▶ _What is being asked_: In the data below, which lines hold the word "from"? Copy them.

(Data shown)

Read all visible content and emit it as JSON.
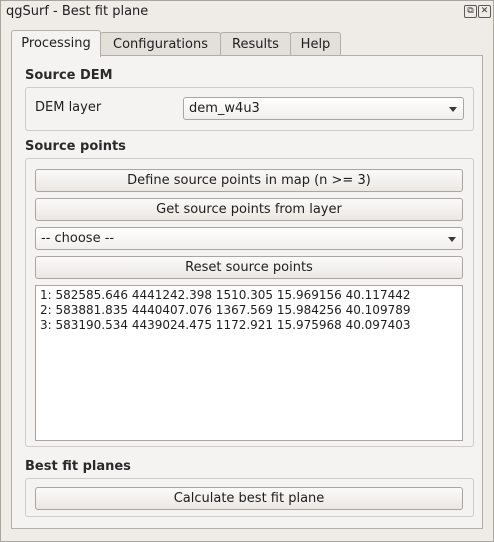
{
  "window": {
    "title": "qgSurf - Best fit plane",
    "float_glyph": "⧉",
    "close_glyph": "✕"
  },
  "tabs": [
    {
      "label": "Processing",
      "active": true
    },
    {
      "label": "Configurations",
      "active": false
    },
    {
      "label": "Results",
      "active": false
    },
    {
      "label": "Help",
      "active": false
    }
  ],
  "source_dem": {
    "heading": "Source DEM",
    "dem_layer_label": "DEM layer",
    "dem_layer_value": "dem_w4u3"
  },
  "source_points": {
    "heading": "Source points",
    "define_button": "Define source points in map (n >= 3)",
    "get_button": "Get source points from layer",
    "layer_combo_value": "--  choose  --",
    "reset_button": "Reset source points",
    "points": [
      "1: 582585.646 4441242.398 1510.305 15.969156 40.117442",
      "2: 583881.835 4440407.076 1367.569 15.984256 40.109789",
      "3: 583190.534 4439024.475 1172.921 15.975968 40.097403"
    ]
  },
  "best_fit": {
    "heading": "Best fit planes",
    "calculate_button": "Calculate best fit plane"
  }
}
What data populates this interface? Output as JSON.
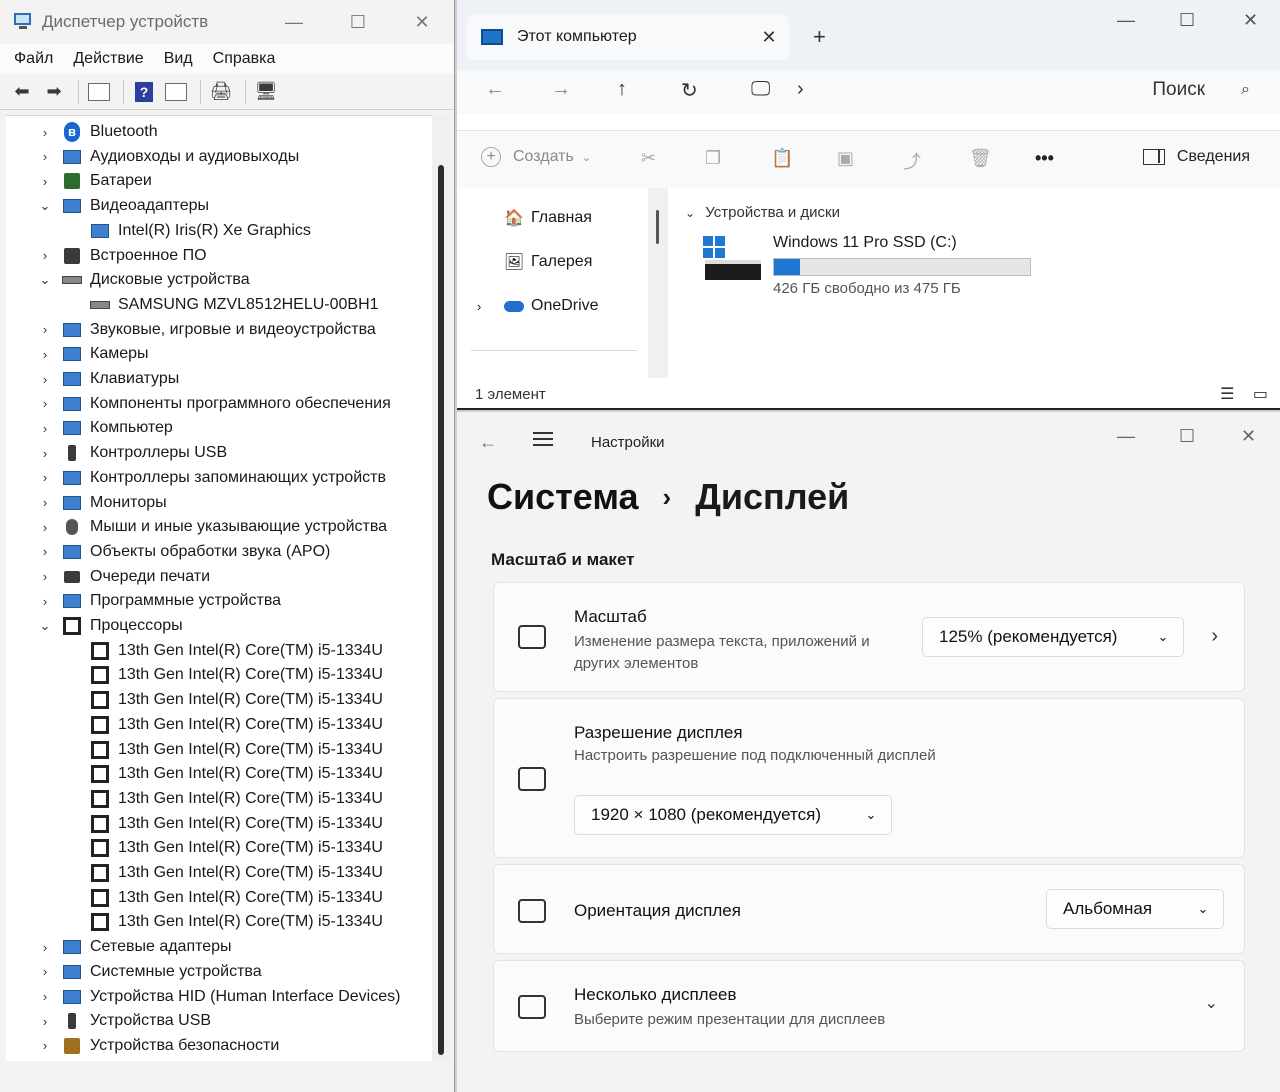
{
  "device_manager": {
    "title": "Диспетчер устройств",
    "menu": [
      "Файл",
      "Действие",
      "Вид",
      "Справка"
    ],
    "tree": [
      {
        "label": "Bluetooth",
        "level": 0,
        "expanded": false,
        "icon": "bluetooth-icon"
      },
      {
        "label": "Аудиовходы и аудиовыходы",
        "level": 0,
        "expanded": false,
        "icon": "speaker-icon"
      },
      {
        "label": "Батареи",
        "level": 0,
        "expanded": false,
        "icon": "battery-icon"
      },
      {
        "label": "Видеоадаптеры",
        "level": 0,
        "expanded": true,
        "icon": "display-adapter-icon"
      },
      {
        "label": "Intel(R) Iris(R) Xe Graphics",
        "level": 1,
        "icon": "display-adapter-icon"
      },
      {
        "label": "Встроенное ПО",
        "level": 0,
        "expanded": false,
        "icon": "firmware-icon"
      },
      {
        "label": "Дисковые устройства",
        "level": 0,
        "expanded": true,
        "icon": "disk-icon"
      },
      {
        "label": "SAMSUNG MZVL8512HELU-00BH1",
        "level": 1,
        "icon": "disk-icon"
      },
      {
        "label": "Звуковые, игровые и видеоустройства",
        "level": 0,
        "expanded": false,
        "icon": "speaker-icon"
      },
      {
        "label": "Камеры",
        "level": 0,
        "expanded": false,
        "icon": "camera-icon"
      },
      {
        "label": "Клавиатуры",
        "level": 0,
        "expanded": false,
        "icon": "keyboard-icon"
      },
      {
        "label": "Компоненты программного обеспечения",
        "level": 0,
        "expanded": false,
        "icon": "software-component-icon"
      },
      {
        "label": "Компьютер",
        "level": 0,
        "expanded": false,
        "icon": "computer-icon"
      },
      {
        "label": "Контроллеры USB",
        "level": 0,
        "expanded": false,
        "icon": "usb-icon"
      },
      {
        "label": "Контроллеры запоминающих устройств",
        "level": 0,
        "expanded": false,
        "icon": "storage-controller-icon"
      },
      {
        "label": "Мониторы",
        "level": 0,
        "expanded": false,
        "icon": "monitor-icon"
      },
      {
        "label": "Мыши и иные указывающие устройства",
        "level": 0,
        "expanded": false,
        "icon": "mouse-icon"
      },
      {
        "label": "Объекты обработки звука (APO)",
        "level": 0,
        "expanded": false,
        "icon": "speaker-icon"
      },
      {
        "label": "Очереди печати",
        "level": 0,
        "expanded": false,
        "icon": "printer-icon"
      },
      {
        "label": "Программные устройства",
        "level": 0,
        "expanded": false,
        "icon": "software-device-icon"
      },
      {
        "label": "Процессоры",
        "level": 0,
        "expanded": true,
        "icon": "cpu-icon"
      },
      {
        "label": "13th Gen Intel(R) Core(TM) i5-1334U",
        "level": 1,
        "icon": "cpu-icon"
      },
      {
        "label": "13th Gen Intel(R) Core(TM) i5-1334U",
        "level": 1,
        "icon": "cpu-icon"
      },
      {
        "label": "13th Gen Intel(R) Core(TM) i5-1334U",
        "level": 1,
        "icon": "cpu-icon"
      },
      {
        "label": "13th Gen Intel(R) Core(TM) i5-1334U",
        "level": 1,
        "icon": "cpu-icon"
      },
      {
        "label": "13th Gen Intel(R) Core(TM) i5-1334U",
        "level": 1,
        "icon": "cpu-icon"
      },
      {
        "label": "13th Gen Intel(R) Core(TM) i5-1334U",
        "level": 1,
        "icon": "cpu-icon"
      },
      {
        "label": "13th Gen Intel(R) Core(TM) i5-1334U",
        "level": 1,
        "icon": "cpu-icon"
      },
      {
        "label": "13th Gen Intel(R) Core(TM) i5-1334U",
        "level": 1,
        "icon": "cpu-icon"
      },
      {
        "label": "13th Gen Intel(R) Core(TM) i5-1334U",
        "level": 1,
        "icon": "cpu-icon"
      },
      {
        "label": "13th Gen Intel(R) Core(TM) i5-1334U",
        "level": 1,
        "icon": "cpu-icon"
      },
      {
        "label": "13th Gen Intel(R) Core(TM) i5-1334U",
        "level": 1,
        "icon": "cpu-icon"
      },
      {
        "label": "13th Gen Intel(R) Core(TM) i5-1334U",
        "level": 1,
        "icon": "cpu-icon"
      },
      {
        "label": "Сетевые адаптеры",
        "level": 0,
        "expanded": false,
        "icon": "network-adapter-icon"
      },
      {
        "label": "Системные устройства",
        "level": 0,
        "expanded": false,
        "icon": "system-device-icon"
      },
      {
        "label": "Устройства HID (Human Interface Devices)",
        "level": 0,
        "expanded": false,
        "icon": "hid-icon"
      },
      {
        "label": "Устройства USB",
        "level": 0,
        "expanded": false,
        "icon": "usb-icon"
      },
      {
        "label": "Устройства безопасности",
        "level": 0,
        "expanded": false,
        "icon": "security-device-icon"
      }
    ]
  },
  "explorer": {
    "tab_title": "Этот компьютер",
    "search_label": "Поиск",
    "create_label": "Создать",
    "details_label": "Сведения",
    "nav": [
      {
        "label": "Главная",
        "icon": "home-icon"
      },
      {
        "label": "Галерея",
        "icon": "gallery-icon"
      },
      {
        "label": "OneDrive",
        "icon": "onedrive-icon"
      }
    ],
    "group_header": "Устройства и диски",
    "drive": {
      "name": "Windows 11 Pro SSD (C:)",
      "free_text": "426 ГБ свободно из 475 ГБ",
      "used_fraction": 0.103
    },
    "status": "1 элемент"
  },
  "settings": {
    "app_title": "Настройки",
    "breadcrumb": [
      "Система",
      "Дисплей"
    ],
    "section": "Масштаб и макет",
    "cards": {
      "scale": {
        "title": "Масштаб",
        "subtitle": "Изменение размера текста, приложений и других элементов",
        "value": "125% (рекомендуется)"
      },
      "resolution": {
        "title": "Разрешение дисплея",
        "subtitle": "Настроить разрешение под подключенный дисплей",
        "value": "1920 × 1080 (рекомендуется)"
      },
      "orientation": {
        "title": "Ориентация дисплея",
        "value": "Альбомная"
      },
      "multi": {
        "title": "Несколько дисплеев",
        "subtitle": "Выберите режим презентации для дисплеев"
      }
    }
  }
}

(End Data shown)
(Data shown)

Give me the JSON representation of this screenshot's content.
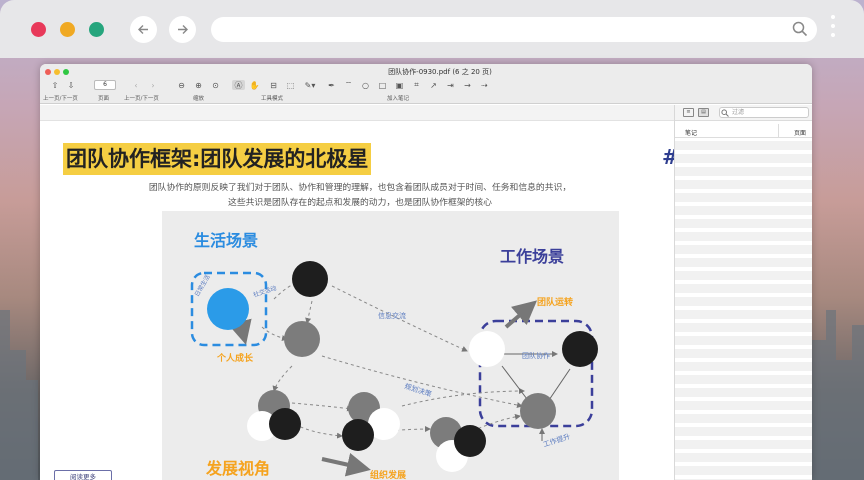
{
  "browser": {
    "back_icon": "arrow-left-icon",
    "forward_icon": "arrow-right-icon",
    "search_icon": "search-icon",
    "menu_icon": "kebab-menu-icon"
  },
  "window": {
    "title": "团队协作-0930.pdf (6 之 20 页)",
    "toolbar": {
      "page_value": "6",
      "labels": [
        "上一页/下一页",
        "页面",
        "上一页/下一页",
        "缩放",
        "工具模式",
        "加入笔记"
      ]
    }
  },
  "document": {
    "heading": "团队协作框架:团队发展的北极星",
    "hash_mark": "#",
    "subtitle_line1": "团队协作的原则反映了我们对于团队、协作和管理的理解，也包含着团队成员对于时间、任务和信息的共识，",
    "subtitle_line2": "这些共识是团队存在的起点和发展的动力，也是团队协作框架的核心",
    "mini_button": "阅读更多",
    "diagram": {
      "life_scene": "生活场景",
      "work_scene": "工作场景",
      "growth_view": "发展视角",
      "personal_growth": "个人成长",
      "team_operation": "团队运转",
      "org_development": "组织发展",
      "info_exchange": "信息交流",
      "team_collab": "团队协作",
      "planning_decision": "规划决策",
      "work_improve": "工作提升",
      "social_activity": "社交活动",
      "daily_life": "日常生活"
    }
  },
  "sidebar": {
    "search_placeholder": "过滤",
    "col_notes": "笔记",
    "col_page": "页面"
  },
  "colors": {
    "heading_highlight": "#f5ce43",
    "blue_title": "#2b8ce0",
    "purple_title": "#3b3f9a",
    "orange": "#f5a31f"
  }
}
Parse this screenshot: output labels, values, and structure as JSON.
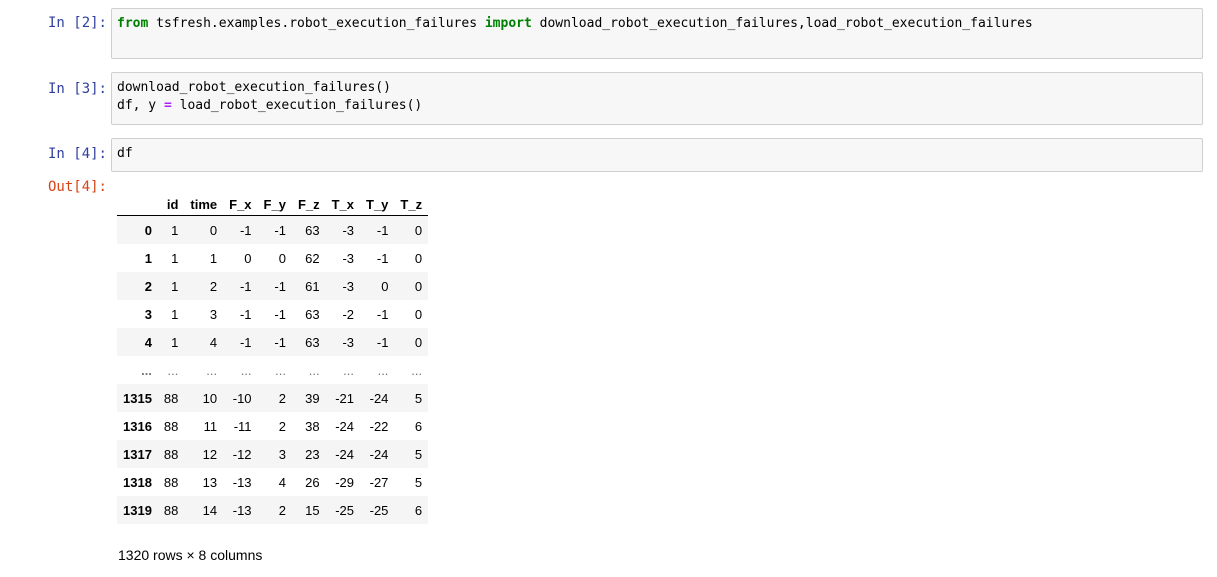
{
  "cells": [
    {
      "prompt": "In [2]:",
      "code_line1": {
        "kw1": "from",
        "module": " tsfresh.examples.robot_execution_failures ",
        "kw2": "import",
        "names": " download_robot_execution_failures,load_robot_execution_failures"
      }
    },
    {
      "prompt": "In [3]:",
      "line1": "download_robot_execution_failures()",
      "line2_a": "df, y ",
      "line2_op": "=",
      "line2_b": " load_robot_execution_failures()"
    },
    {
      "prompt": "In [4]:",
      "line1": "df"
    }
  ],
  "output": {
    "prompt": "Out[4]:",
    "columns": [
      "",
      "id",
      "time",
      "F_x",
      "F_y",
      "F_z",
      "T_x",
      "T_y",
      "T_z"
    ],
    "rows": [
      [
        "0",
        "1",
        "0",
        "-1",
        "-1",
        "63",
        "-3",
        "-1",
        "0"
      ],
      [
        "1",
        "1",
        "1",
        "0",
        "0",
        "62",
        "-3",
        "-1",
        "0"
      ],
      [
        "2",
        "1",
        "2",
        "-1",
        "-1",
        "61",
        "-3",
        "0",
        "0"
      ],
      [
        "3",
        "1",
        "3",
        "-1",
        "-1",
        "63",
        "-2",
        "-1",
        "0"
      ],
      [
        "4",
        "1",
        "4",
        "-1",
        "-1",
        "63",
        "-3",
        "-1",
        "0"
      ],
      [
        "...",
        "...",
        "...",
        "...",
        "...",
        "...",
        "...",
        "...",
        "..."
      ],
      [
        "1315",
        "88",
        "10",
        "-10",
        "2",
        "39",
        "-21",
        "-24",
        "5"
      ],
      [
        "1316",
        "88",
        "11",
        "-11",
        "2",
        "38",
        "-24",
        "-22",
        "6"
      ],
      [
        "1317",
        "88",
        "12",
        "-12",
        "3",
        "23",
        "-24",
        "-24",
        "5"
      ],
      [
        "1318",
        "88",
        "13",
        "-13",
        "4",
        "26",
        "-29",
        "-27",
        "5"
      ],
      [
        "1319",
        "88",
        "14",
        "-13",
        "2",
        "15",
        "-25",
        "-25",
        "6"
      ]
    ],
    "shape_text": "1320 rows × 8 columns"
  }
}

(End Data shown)

▶ _Output_:
    "get_button": "Get source points from layer",
        "kw1": "from",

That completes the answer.